The problem: Identify each line below containing the string "true" and copy it.

(App and web page records)

-------

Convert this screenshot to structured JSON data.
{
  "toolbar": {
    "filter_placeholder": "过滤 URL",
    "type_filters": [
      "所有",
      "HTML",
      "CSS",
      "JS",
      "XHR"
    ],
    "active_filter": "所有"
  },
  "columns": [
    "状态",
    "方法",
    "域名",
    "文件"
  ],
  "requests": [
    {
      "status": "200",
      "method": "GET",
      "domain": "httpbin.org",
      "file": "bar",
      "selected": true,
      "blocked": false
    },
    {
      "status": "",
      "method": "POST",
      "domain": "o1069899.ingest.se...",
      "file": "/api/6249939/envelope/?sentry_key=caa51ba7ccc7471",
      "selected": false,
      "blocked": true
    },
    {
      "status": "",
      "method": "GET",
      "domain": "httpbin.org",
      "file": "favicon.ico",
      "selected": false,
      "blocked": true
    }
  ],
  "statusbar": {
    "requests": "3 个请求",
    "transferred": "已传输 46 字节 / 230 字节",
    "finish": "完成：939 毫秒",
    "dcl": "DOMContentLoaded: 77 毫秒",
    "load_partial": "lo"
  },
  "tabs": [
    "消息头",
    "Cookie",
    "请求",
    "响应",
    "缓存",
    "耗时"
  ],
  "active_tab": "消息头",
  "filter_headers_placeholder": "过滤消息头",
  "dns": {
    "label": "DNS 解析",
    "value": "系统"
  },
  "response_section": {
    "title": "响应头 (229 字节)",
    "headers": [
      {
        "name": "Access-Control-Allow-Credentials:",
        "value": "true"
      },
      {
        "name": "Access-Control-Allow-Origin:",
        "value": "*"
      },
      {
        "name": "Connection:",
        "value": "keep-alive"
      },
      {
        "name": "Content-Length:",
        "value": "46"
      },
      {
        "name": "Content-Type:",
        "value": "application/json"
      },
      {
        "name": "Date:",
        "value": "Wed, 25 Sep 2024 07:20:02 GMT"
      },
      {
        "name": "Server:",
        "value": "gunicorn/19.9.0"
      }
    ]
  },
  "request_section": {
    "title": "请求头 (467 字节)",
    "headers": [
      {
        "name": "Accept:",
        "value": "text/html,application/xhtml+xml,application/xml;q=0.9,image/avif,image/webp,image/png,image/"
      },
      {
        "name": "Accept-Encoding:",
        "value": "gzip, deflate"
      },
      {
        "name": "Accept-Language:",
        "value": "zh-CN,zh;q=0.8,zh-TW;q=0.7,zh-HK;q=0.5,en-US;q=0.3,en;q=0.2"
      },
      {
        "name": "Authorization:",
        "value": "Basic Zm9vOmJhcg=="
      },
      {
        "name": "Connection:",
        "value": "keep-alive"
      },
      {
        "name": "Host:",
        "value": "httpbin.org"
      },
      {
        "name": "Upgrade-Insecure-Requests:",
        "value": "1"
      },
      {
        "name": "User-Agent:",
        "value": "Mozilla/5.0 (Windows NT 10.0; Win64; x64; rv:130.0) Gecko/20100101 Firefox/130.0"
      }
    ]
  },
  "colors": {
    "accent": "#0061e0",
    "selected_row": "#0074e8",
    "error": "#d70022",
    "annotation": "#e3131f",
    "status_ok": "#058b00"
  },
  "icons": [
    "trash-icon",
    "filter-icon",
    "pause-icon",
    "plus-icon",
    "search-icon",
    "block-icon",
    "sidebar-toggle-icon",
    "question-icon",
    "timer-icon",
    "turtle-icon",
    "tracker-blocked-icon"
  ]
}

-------

Output for this task:
      "selected": true,
      "blocked": true
      "blocked": true
        "value": "true"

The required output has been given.